Born in rural east Tennessee, Enoch Lloyd Branson was a child prodigy whose early promise led to study at the University of Tennessee beginning in 1870 and later instruction at the National Academy of Design, where he was awarded the school’s highest honors in the antique school of drawing. With funds from that prize, Branson made a study tour of Europe in 1875–1876. A subsequent European sojourn led to the exhibition of the artist’s historical genre paintings at the Paris Exposition of 1878. Branson’s advanced training and European experiences exposed him to national and international trends in the art world far surpassing that of many of his Southern contemporaries. 

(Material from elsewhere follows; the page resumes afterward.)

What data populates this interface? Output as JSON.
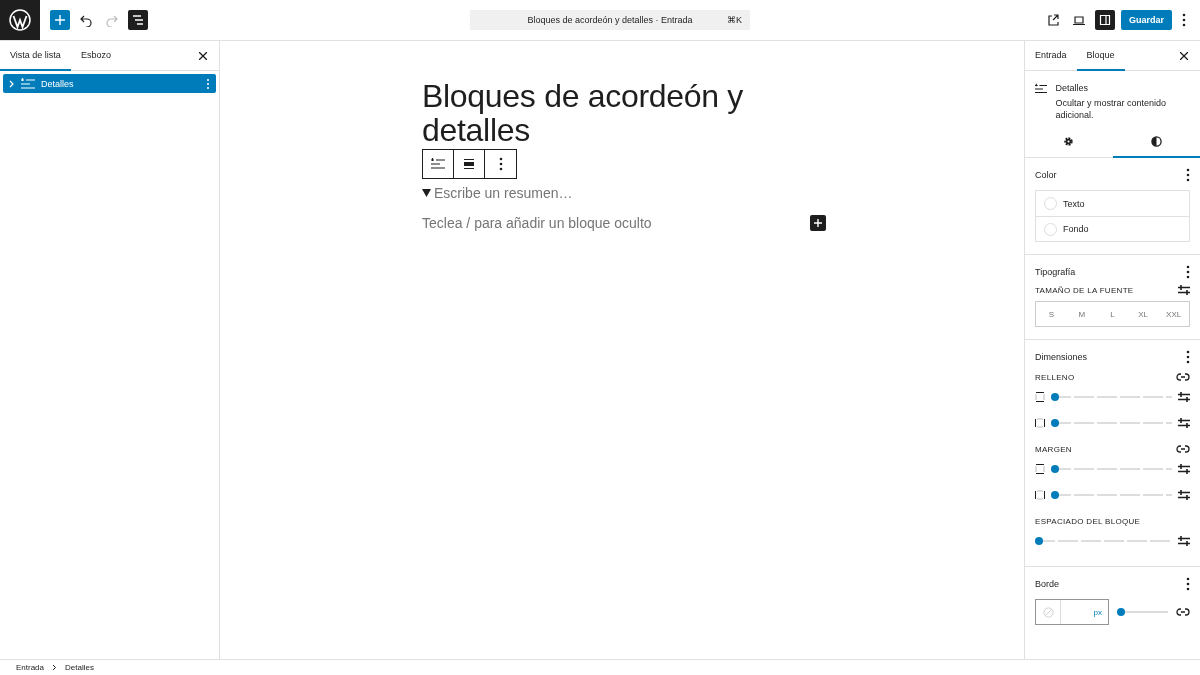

Upon his return from Europe, Branson formed a partnership with the Knoxville photographer Frank McCrary, with whom he won a first prize for their entry in the Chicago World’s Fair in 1893. After the turn of the century, he began painting portraits of prominent figures on a commission basis, works that were deeply influenced by photography—the subjects set against dark backgrounds and posed as though gazing at a lens. It was also around this time that Branson executed a series of monumental paintings depicting specific events in the history of rural free mail delivery. At least four of these works, some as large as six by eight feet and characterized by the grainy texture and tonalist color values of American art in the Barbizon mood, survive in the collection of the Smithsonian National Postal Museum. Another large work, The Battle of King’s Mountain, was destroyed by fire in 1916. Widely admired locally, the painting was one of a series of historical genre works which also included United States Barracks at Knoxville and Gathering of the Overmountain Men at Sycamore Shoals.

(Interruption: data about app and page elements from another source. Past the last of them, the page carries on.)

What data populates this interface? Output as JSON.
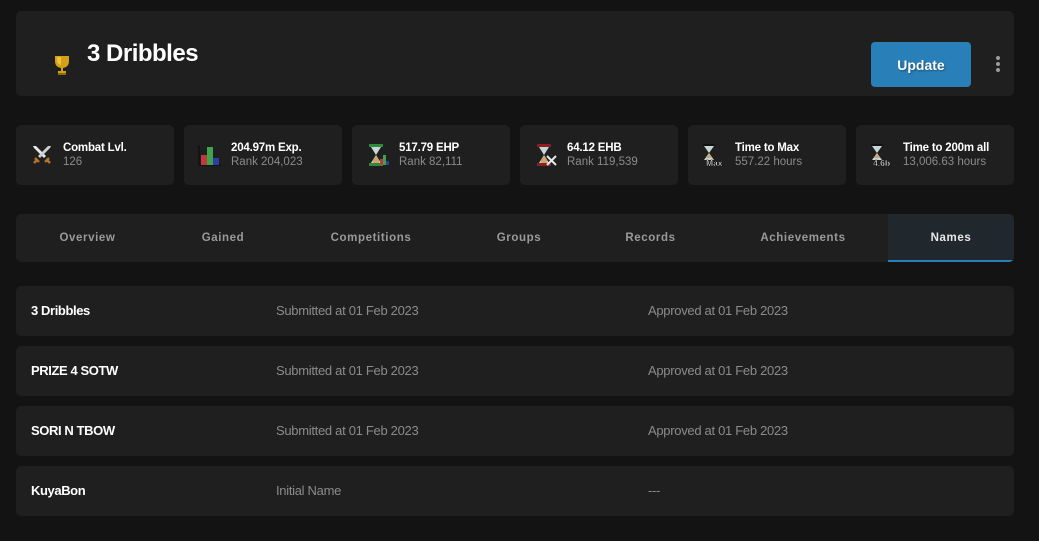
{
  "header": {
    "title": "3 Dribbles",
    "trophy_icon": "trophy-icon",
    "update_label": "Update",
    "menu_icon": "more-vertical-icon",
    "accent_color": "#2980b9"
  },
  "stats": [
    {
      "icon": "crossed-swords-icon",
      "label": "Combat Lvl.",
      "value": "126"
    },
    {
      "icon": "bar-chart-icon",
      "label": "204.97m Exp.",
      "value": "Rank 204,023"
    },
    {
      "icon": "hourglass-skills-icon",
      "label": "517.79 EHP",
      "value": "Rank 82,111"
    },
    {
      "icon": "hourglass-combat-icon",
      "label": "64.12 EHB",
      "value": "Rank 119,539"
    },
    {
      "icon": "hourglass-max-icon",
      "label": "Time to Max",
      "value": "557.22 hours",
      "badge": "Max"
    },
    {
      "icon": "hourglass-200m-icon",
      "label": "Time to 200m all",
      "value": "13,006.63 hours",
      "badge": "4.6b"
    }
  ],
  "tabs": [
    {
      "label": "Overview",
      "active": false
    },
    {
      "label": "Gained",
      "active": false
    },
    {
      "label": "Competitions",
      "active": false
    },
    {
      "label": "Groups",
      "active": false
    },
    {
      "label": "Records",
      "active": false
    },
    {
      "label": "Achievements",
      "active": false
    },
    {
      "label": "Names",
      "active": true
    }
  ],
  "names": [
    {
      "name": "3 Dribbles",
      "submitted": "Submitted at 01 Feb 2023",
      "approved": "Approved at 01 Feb 2023"
    },
    {
      "name": "PRIZE 4 SOTW",
      "submitted": "Submitted at 01 Feb 2023",
      "approved": "Approved at 01 Feb 2023"
    },
    {
      "name": "SORI N TBOW",
      "submitted": "Submitted at 01 Feb 2023",
      "approved": "Approved at 01 Feb 2023"
    },
    {
      "name": "KuyaBon",
      "submitted": "Initial Name",
      "approved": "---"
    }
  ]
}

Active in Knoxville art groups, Branson offered art lessons and nurtured the careers of several local artists, including Beauford Delaney, Ida Crawley, and Catherine Wiley whose works are also represented in the Johnson Collection. As Tennessee’s most famous artist, he was commissioned in 1924 to paint the state’s legendary hero, Sergeant Alvin Cullum York, one of the most decorated soldiers in World War I. Still Life with Peaches is unique in the artist’s oeuvre and especially demonstrative of his painterly skills. In it, Branson focuses upon the spontaneous spilling of fresh fruit from a rough hewn basket, a display enhanced by closely applied color and a strong sense of texture.